* [Task details]: The whole listing, pictures aside, should be reproduced exactly.

* [The records]:
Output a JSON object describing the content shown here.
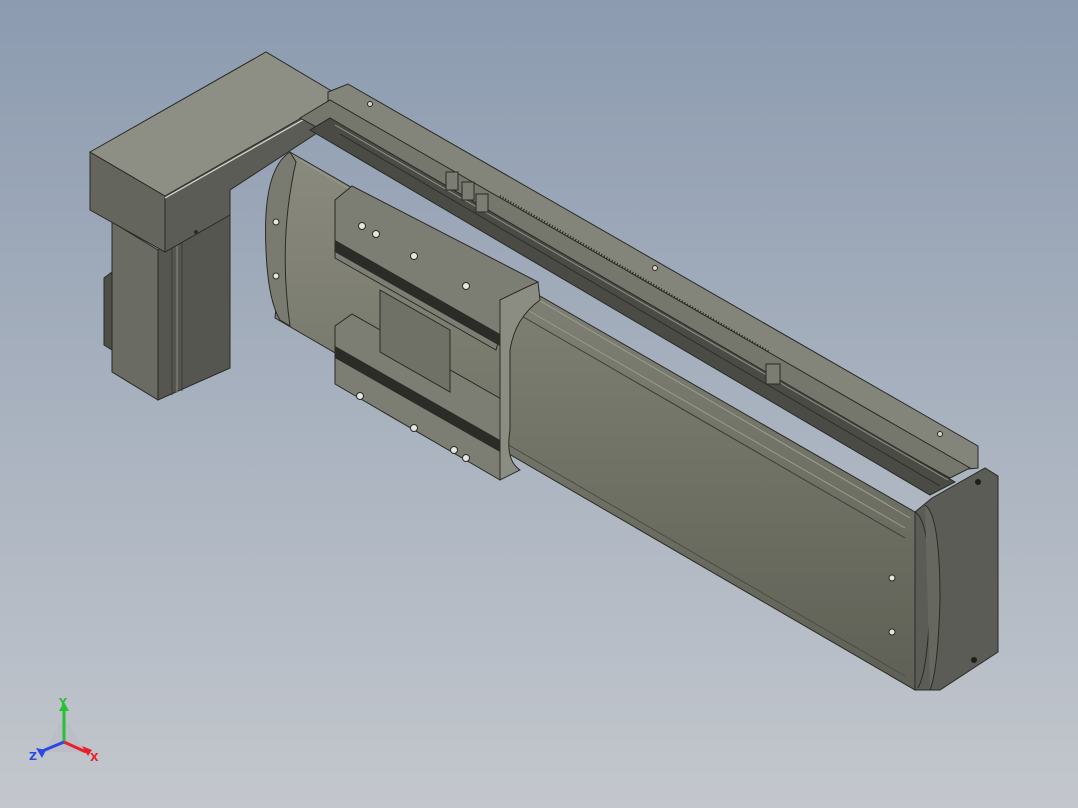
{
  "viewport": {
    "model": "linear-actuator-with-motor-housing",
    "background_top": "#8c9bb0",
    "background_bottom": "#c3c7cd",
    "model_color": "#6e6f63"
  },
  "triad": {
    "x_label": "X",
    "y_label": "Y",
    "z_label": "Z",
    "x_color": "#e8202a",
    "y_color": "#24c234",
    "z_color": "#2c48e0"
  }
}
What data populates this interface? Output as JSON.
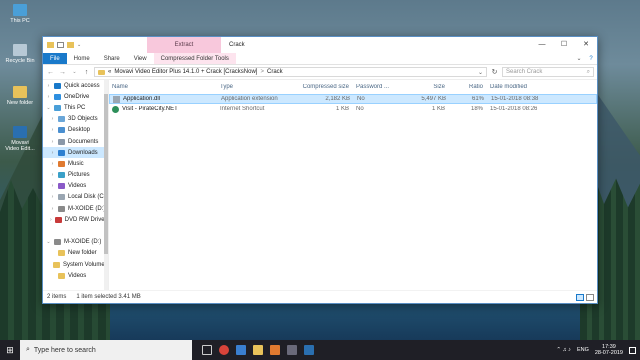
{
  "desktop": {
    "icons": [
      {
        "label": "This PC",
        "color": "#4a9fd8"
      },
      {
        "label": "Recycle Bin",
        "color": "#b7c9d6"
      },
      {
        "label": "New folder",
        "color": "#e8c25a"
      },
      {
        "label": "Movavi Video Edit...",
        "color": "#2a6fb0"
      }
    ]
  },
  "window": {
    "context_header": "Extract",
    "title": "Crack",
    "controls": {
      "minimize": "—",
      "maximize": "☐",
      "close": "✕"
    }
  },
  "ribbon": {
    "tabs": [
      "File",
      "Home",
      "Share",
      "View",
      "Compressed Folder Tools"
    ],
    "collapse": "⌄",
    "help": "?"
  },
  "address": {
    "path_prefix": "«",
    "segment1": "Movavi Video Editor Plus 14.1.0 + Crack [CracksNow]",
    "separator": ">",
    "segment2": "Crack",
    "dropdown": "⌄",
    "refresh": "↻",
    "search_placeholder": "Search Crack",
    "search_icon": "⌕"
  },
  "nav": {
    "back": "←",
    "forward": "→",
    "recent": "⌄",
    "up": "↑"
  },
  "navpane": {
    "items": [
      {
        "label": "Quick access",
        "chev": "›",
        "color": "#1979ca"
      },
      {
        "label": "OneDrive",
        "chev": "›",
        "color": "#2d8fe0"
      },
      {
        "label": "This PC",
        "chev": "⌄",
        "color": "#4a9fd8"
      },
      {
        "label": "3D Objects",
        "chev": "›",
        "color": "#6aa6d8"
      },
      {
        "label": "Desktop",
        "chev": "›",
        "color": "#4a8fd0"
      },
      {
        "label": "Documents",
        "chev": "›",
        "color": "#8a98a8"
      },
      {
        "label": "Downloads",
        "chev": "›",
        "color": "#2d7fd0"
      },
      {
        "label": "Music",
        "chev": "›",
        "color": "#e07a30"
      },
      {
        "label": "Pictures",
        "chev": "›",
        "color": "#3aa0c8"
      },
      {
        "label": "Videos",
        "chev": "›",
        "color": "#8a5ac8"
      },
      {
        "label": "Local Disk (C:)",
        "chev": "›",
        "color": "#9aa6b2"
      },
      {
        "label": "M-XOIDE (D:)",
        "chev": "›",
        "color": "#8a8a8a"
      },
      {
        "label": "DVD RW Drive (E:",
        "chev": "›",
        "color": "#c83a3a"
      },
      {
        "label": "",
        "chev": "",
        "color": "transparent"
      },
      {
        "label": "M-XOIDE (D:)",
        "chev": "⌄",
        "color": "#8a8a8a"
      },
      {
        "label": "New folder",
        "chev": "",
        "color": "#e8c25a"
      },
      {
        "label": "System Volume I",
        "chev": "",
        "color": "#e8c25a"
      },
      {
        "label": "Videos",
        "chev": "",
        "color": "#e8c25a"
      }
    ]
  },
  "columns": [
    "Name",
    "Type",
    "Compressed size",
    "Password ...",
    "Size",
    "Ratio",
    "Date modified"
  ],
  "files": [
    {
      "name": "Application.dll",
      "type": "Application extension",
      "csize": "2,182 KB",
      "pw": "No",
      "size": "5,497 KB",
      "ratio": "61%",
      "date": "15-01-2018 08:38",
      "icon_color": "#9aa6b2"
    },
    {
      "name": "Visit - PirateCity.NET",
      "type": "Internet Shortcut",
      "csize": "1 KB",
      "pw": "No",
      "size": "1 KB",
      "ratio": "18%",
      "date": "15-01-2018 08:26",
      "icon_color": "#2d8f5a"
    }
  ],
  "status": {
    "items": "2 items",
    "selected": "1 item selected  3.41 MB"
  },
  "taskbar": {
    "start": "⊞",
    "search_placeholder": "Type here to search",
    "search_icon": "⌕",
    "lang": "ENG",
    "time": "17:39",
    "date": "28-07-2019",
    "tray_icons": "⌃  ♫  ♪"
  }
}
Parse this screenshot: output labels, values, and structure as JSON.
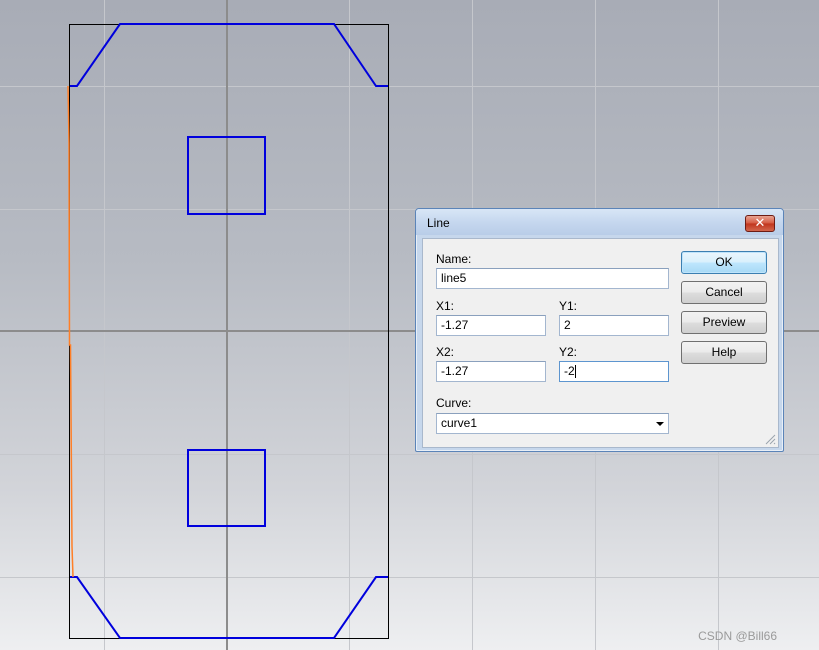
{
  "dialog": {
    "title": "Line",
    "close_glyph": "✕",
    "name_label": "Name:",
    "name_value": "line5",
    "x1_label": "X1:",
    "x1_value": "-1.27",
    "y1_label": "Y1:",
    "y1_value": "2",
    "x2_label": "X2:",
    "x2_value": "-1.27",
    "y2_label": "Y2:",
    "y2_value": "-2",
    "curve_label": "Curve:",
    "curve_value": "curve1",
    "buttons": {
      "ok": "OK",
      "cancel": "Cancel",
      "preview": "Preview",
      "help": "Help"
    }
  },
  "watermark": "CSDN @Bill66",
  "colors": {
    "outline": "#000000",
    "pads": "#0000dd",
    "preview_line": "#ff7f27",
    "grid_major": "#8f8f8f",
    "grid_minor": "#c7c9ce"
  }
}
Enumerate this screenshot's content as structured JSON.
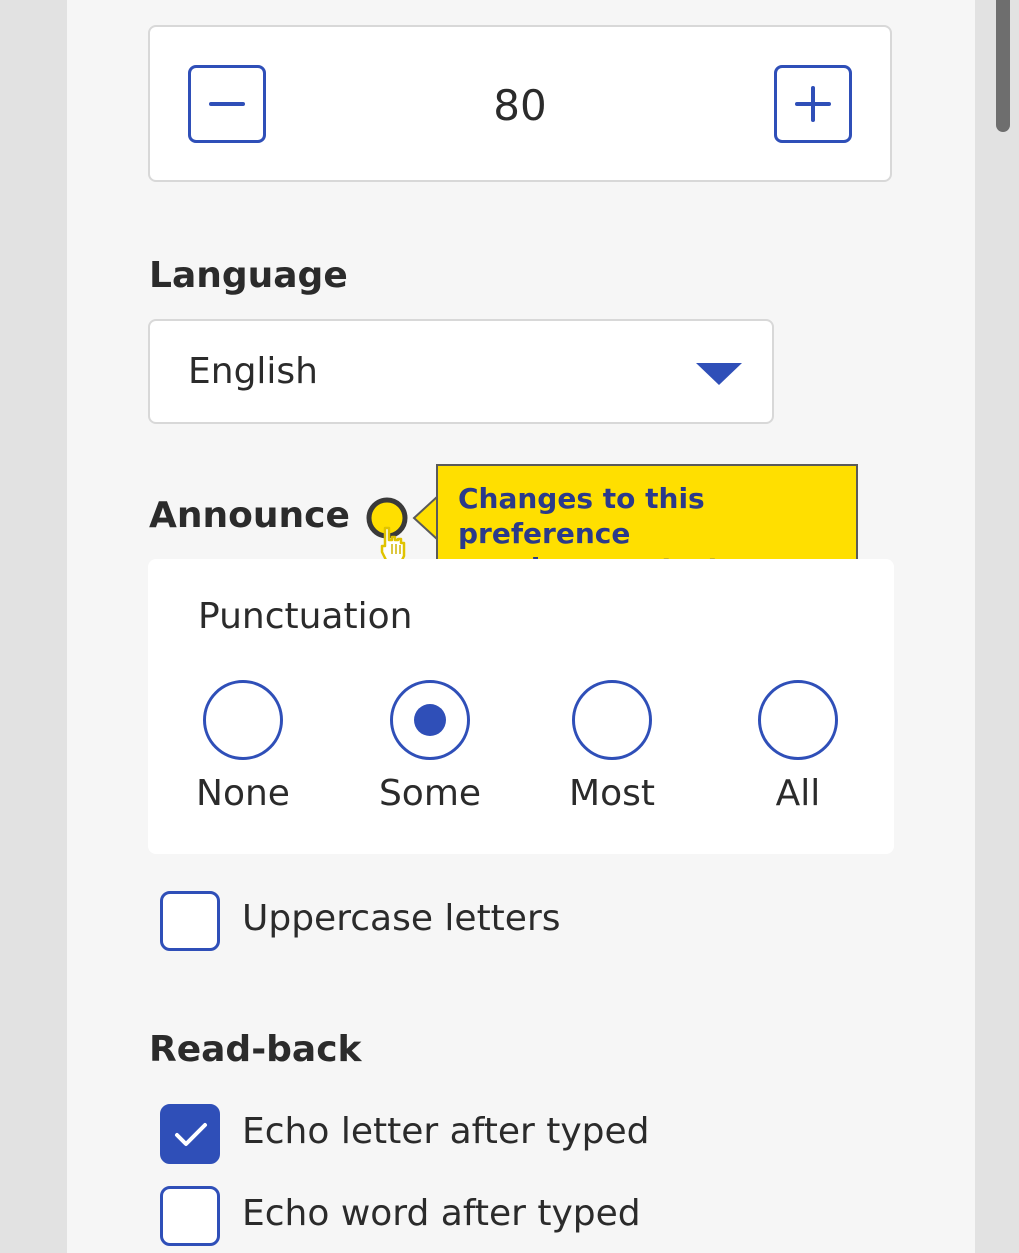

* [Solution to this problem]:
Output a JSON object describing the content shown here.
{
  "viewport": {
    "model": "linear-actuator-with-motor-housing",
    "background_top": "#8c9bb0",
    "background_bottom": "#c3c7cd",
    "model_color": "#6e6f63"
  },
  "triad": {
    "x_label": "X",
    "y_label": "Y",
    "z_label": "Z",
    "x_color": "#e8202a",
    "y_color": "#24c234",
    "z_color": "#2c48e0"
  }
}
What data populates this interface? Output as JSON.
{
  "desktop": {
    "icons": [
      {
        "label": "This PC",
        "color": "#4a9fd8"
      },
      {
        "label": "Recycle Bin",
        "color": "#b7c9d6"
      },
      {
        "label": "New folder",
        "color": "#e8c25a"
      },
      {
        "label": "Movavi Video Edit...",
        "color": "#2a6fb0"
      }
    ]
  },
  "window": {
    "context_header": "Extract",
    "title": "Crack",
    "controls": {
      "minimize": "—",
      "maximize": "☐",
      "close": "✕"
    }
  },
  "ribbon": {
    "tabs": [
      "File",
      "Home",
      "Share",
      "View",
      "Compressed Folder Tools"
    ],
    "collapse": "⌄",
    "help": "?"
  },
  "address": {
    "path_prefix": "«",
    "segment1": "Movavi Video Editor Plus 14.1.0 + Crack [CracksNow]",
    "separator": ">",
    "segment2": "Crack",
    "dropdown": "⌄",
    "refresh": "↻",
    "search_placeholder": "Search Crack",
    "search_icon": "⌕"
  },
  "nav": {
    "back": "←",
    "forward": "→",
    "recent": "⌄",
    "up": "↑"
  },
  "navpane": {
    "items": [
      {
        "label": "Quick access",
        "chev": "›",
        "color": "#1979ca"
      },
      {
        "label": "OneDrive",
        "chev": "›",
        "color": "#2d8fe0"
      },
      {
        "label": "This PC",
        "chev": "⌄",
        "color": "#4a9fd8"
      },
      {
        "label": "3D Objects",
        "chev": "›",
        "color": "#6aa6d8"
      },
      {
        "label": "Desktop",
        "chev": "›",
        "color": "#4a8fd0"
      },
      {
        "label": "Documents",
        "chev": "›",
        "color": "#8a98a8"
      },
      {
        "label": "Downloads",
        "chev": "›",
        "color": "#2d7fd0"
      },
      {
        "label": "Music",
        "chev": "›",
        "color": "#e07a30"
      },
      {
        "label": "Pictures",
        "chev": "›",
        "color": "#3aa0c8"
      },
      {
        "label": "Videos",
        "chev": "›",
        "color": "#8a5ac8"
      },
      {
        "label": "Local Disk (C:)",
        "chev": "›",
        "color": "#9aa6b2"
      },
      {
        "label": "M-XOIDE (D:)",
        "chev": "›",
        "color": "#8a8a8a"
      },
      {
        "label": "DVD RW Drive (E:",
        "chev": "›",
        "color": "#c83a3a"
      },
      {
        "label": "",
        "chev": "",
        "color": "transparent"
      },
      {
        "label": "M-XOIDE (D:)",
        "chev": "⌄",
        "color": "#8a8a8a"
      },
      {
        "label": "New folder",
        "chev": "",
        "color": "#e8c25a"
      },
      {
        "label": "System Volume I",
        "chev": "",
        "color": "#e8c25a"
      },
      {
        "label": "Videos",
        "chev": "",
        "color": "#e8c25a"
      }
    ]
  },
  "columns": [
    "Name",
    "Type",
    "Compressed size",
    "Password ...",
    "Size",
    "Ratio",
    "Date modified"
  ],
  "files": [
    {
      "name": "Application.dll",
      "type": "Application extension",
      "csize": "2,182 KB",
      "pw": "No",
      "size": "5,497 KB",
      "ratio": "61%",
      "date": "15-01-2018 08:38",
      "icon_color": "#9aa6b2"
    },
    {
      "name": "Visit - PirateCity.NET",
      "type": "Internet Shortcut",
      "csize": "1 KB",
      "pw": "No",
      "size": "1 KB",
      "ratio": "18%",
      "date": "15-01-2018 08:26",
      "icon_color": "#2d8f5a"
    }
  ],
  "status": {
    "items": "2 items",
    "selected": "1 item selected  3.41 MB"
  },
  "taskbar": {
    "start": "⊞",
    "search_placeholder": "Type here to search",
    "search_icon": "⌕",
    "lang": "ENG",
    "time": "17:39",
    "date": "28-07-2019",
    "tray_icons": "⌃  ♫  ♪"
  }
}
Parse this screenshot: output labels, values, and structure as JSON.
{
  "dialog": {
    "title": "Line",
    "close_glyph": "✕",
    "name_label": "Name:",
    "name_value": "line5",
    "x1_label": "X1:",
    "x1_value": "-1.27",
    "y1_label": "Y1:",
    "y1_value": "2",
    "x2_label": "X2:",
    "x2_value": "-1.27",
    "y2_label": "Y2:",
    "y2_value": "-2",
    "curve_label": "Curve:",
    "curve_value": "curve1",
    "buttons": {
      "ok": "OK",
      "cancel": "Cancel",
      "preview": "Preview",
      "help": "Help"
    }
  },
  "watermark": "CSDN @Bill66",
  "colors": {
    "outline": "#000000",
    "pads": "#0000dd",
    "preview_line": "#ff7f27",
    "grid_major": "#8f8f8f",
    "grid_minor": "#c7c9ce"
  }
}
Enumerate this screenshot's content as structured JSON.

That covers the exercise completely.